- **Work item**:
How many lines of the records below contain the word "name"? Answer with the number alone.

- **Element data from apps and pages**:
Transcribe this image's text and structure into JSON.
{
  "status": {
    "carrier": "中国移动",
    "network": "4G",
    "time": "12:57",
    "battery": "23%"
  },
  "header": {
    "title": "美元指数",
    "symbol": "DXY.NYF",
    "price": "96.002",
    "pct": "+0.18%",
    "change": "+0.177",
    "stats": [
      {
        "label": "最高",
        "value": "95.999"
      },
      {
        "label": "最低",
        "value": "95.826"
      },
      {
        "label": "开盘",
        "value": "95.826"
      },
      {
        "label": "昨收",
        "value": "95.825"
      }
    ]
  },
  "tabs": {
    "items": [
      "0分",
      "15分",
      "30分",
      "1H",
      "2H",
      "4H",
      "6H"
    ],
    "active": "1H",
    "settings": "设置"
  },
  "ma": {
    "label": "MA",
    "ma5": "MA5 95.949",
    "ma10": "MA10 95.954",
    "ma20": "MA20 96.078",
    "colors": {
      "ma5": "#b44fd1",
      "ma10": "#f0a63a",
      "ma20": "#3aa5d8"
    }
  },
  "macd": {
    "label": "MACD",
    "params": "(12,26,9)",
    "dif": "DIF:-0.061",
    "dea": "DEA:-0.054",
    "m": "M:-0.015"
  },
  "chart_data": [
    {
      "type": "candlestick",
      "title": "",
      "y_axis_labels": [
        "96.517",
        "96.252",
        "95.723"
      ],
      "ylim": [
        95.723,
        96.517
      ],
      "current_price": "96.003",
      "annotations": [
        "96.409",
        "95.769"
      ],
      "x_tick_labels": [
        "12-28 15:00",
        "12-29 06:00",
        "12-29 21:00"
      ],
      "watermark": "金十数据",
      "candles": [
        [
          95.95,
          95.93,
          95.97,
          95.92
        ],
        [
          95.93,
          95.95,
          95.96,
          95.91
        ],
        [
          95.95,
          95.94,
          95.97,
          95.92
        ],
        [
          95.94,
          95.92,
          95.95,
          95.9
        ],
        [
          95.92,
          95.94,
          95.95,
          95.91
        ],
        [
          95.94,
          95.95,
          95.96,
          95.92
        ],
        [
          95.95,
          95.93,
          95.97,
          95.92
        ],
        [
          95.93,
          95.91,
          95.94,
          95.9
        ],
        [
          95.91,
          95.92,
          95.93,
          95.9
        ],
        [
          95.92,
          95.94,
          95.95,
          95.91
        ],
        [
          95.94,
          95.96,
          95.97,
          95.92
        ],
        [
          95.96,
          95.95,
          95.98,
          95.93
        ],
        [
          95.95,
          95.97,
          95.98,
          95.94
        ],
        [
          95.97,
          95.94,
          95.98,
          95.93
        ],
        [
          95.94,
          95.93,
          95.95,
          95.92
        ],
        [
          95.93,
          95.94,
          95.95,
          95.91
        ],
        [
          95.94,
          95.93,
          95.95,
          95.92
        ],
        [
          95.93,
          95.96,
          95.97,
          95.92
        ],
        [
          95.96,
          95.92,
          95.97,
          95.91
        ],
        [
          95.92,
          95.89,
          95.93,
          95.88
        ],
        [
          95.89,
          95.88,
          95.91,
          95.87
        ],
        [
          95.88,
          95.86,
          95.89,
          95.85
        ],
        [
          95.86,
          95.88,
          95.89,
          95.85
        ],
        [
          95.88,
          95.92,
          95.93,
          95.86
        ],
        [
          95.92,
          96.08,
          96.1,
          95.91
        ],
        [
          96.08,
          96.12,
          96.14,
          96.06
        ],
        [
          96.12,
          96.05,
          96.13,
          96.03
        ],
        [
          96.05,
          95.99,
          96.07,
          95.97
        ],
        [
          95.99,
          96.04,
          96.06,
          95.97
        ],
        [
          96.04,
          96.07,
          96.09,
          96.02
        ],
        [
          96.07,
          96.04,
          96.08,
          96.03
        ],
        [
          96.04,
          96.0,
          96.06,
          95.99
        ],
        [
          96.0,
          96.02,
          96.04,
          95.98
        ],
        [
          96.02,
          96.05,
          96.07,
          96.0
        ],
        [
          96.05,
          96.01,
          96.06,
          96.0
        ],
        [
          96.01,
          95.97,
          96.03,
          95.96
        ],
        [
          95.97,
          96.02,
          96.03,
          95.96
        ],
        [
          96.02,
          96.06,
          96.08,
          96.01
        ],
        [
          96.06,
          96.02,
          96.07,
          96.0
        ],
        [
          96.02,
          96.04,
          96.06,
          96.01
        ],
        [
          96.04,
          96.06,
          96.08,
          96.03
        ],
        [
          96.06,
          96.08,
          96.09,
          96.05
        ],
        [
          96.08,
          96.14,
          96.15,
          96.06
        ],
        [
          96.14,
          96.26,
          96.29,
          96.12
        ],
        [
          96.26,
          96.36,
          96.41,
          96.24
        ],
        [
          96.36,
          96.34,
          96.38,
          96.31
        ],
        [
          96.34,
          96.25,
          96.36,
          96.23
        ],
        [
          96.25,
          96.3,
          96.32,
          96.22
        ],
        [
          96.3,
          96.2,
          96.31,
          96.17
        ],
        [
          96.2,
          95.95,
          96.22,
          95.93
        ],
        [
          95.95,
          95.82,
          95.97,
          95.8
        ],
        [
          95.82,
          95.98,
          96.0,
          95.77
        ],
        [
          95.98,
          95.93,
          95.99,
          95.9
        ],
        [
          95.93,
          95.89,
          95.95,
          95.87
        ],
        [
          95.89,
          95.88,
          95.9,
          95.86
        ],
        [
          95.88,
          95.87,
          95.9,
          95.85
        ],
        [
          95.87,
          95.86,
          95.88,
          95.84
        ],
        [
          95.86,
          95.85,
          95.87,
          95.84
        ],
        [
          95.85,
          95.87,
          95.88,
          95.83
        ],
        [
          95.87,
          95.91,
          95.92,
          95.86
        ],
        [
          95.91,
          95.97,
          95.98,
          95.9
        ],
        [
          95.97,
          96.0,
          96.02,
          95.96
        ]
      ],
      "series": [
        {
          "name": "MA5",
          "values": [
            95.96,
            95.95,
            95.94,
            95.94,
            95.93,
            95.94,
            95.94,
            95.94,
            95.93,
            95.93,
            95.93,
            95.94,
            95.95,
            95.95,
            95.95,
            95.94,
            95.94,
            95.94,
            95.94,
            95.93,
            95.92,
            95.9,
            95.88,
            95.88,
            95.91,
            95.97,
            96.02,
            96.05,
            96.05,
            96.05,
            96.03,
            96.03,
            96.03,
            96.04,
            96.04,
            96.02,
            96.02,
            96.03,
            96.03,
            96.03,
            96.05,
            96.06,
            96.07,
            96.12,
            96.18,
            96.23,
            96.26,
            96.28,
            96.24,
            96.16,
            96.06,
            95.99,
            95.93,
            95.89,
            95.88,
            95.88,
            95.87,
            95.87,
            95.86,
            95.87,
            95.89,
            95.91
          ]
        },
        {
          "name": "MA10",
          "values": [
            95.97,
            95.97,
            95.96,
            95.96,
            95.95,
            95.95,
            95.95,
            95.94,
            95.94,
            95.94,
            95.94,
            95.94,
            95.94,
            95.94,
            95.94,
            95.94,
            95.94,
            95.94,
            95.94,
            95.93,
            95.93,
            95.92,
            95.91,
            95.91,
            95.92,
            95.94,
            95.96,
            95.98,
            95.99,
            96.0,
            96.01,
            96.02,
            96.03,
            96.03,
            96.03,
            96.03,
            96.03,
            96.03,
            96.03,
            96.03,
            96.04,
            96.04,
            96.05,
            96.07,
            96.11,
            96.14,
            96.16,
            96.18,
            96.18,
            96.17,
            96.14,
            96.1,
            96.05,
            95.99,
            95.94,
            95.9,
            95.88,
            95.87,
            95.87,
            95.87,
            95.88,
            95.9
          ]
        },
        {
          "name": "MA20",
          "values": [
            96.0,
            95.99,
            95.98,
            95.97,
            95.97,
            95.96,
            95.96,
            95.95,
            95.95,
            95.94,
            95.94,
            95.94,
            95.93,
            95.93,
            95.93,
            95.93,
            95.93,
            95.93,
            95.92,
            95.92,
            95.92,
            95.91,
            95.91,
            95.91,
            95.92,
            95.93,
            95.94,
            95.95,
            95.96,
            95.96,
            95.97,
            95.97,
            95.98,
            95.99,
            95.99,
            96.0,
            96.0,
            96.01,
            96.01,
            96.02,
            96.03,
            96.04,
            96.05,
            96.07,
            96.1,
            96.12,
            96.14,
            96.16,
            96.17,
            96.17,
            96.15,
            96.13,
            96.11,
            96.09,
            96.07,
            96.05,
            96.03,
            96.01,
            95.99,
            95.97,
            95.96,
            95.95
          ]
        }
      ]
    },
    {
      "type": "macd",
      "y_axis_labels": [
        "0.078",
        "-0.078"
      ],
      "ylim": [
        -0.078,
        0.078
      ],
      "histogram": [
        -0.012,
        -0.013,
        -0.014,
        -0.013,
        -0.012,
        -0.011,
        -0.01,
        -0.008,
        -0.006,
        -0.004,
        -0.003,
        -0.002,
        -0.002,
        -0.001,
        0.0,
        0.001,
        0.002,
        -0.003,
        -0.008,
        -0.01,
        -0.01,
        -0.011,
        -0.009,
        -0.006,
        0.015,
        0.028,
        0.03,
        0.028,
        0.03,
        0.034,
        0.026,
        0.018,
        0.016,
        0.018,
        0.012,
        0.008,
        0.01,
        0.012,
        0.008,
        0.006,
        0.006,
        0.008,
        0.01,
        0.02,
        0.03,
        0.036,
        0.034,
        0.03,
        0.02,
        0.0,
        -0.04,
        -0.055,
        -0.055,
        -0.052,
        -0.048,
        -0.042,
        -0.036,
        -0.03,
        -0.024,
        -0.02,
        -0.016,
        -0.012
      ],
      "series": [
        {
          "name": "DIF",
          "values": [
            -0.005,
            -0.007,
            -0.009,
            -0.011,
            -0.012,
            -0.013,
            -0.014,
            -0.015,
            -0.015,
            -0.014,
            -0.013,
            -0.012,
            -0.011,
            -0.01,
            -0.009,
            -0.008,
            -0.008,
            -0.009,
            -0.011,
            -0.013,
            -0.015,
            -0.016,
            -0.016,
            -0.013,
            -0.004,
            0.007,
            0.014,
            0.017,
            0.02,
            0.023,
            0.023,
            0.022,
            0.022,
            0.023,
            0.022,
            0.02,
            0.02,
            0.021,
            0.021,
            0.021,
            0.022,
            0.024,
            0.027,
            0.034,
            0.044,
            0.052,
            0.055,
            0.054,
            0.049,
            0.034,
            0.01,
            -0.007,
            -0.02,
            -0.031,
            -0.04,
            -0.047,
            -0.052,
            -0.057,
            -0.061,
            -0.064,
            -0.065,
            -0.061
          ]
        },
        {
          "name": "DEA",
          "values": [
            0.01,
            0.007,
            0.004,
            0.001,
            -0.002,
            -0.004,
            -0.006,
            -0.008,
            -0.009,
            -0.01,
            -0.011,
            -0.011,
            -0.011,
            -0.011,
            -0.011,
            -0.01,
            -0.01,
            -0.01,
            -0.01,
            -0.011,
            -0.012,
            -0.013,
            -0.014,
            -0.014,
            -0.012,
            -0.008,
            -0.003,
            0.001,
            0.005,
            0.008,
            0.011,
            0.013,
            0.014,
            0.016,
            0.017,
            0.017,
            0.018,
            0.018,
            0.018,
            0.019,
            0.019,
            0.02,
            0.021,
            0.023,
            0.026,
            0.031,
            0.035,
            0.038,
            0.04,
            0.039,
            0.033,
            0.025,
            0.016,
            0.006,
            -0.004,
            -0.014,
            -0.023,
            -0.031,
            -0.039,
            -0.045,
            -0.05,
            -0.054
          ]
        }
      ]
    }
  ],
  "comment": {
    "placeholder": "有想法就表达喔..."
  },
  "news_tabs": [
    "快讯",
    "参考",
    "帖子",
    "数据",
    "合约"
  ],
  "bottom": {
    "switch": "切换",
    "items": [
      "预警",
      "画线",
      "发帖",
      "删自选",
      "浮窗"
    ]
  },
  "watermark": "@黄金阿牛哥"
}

- **Solution for this problem**:
5